The idea of writing a book has always being there on a kind of dynamic bucket list. It has sat alongside many other silly ideas such as learning a new language, learning to play a musical instrument and walking the great wall of china. I doubt that most of the list will become a reality, but the idea of actually writing a book began to take shape when I stopped fostering and went through my old notes.
Whilst fostering for the local authority we were encouraged to keep diaries, make notes in the “blue books” [ a record of daily events which travelled from place to place with the child] and fill in numerous forms during each child’s stay. I also came across all the payslips, in a neat ordered bundle, so that I had the names and dates of each child we had cared for.
I also kept various notebooks about the funny things the children said.
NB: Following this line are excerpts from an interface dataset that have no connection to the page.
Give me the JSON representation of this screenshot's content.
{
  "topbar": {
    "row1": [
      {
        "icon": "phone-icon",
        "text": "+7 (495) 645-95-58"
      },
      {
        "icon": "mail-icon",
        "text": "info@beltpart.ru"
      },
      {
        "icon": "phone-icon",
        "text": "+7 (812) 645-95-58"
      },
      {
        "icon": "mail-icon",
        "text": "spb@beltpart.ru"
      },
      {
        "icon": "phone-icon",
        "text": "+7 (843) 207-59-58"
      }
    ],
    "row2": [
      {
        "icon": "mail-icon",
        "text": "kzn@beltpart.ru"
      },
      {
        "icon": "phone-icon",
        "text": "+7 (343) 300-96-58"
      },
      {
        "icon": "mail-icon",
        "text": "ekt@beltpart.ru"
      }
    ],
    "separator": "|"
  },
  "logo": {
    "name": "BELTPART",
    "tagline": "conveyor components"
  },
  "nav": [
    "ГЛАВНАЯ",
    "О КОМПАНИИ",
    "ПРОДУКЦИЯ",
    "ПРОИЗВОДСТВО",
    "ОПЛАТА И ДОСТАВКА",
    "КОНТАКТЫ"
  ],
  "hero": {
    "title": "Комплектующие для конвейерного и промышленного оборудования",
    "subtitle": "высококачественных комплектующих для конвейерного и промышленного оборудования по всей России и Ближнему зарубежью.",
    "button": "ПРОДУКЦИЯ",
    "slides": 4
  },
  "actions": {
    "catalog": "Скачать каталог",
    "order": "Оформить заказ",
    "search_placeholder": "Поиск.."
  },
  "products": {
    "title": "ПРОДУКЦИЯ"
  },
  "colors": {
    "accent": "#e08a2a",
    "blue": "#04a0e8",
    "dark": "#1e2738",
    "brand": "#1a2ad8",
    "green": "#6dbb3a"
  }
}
I’d always intended to do this with my own girls, but never quite found the time to do so. It was these notebooks which drew my attention, 5 years ago, and I decided to reproduce the notes so that I had a record of all the times that we had laughed at the funny incidents. I wanted to preserve the memories for myself and also for my daughters who may ask about the many fostered children later on in life.
I began to write about our first foster child and weave the story together to make it more interesting. Soon after I forgot all about the notes because our older daughter, Lexi, became pregnant and subsequently we had 2 beautiful grand-daughters and a big wedding, all in the space of 3 years. I settled into the life of being a grandma, which I loved, and the notes were forgotten.
Last summer however in May 2018, I fled to our caravan in Anglesey, following a big row with Peter, my husband. I was upset and wanted to be alone to lick my wounds. I took with me my notebooks, thinking that I might take the time to look through them again.
As you may remember it was a hot and sunny summer and I spent lazy days gazing out at the sea and sand and clearing my mind. It’s amazing how the changing conditions can change your mood. On days when the sea was calm it looked turquoise and tranquil, and the sand was golden and smooth. I imagined a quiet orchestra playing gentle music in the background, enabling gentle thoughts and feelings to flow from my mind and onto the page.
On the days when the sea was rough and the waves were crashing and boiling I felt more anger and the desperate need to right the many wrongs that I had encountered. The sound track in my mind was crashing cymbals and percussion instruments. I began to write furiously as the different moods affected me. There are few distractions at the caravan, there is no dishwasher or washing machine to beep and announce that it’s finished it’s programme, no landline to ring incessantly with people selling me PPI or double glazing, and no one knocking at the front door to ask for directions or convert me to their religion. I am sitting here again today, glancing at the tide making its journey towards the shore, slowly concealing the rocks in the middle of the bay, which we call “crab and lobster”.
The stories began to take shape as I remembered the children and the various incidents of the previous 10 years. There was no coherent structure, I simply wrote thoughts as they came to me, and sorted them into sections, or chapters, later on.
In all I probably spent 5 months putting my thoughts together, but didn’t know what to do next, so the stories sat on my laptop, recorded but homeless. It was Christmas last year when my daughter’s boyfriend’s mum asked about the fostering we’d done and I mentioned my “stories”. She said that she knew a publisher who might look at it for me, I took his details and many weeks went by before I summoned the courage to contact him.
I finally sent Gareth some of the stories and he said that he was impressed and thought that people would be interested in reading them. I went across the country to meet with him and the idea of publishing a book became tangible. I feel like a bit of a cheat because I’m not a “real” author. My studies of ‘A’ level English were well over forty years ago, and I don’t know how I got to the threshold of publishing a real book. Let’s see what happens.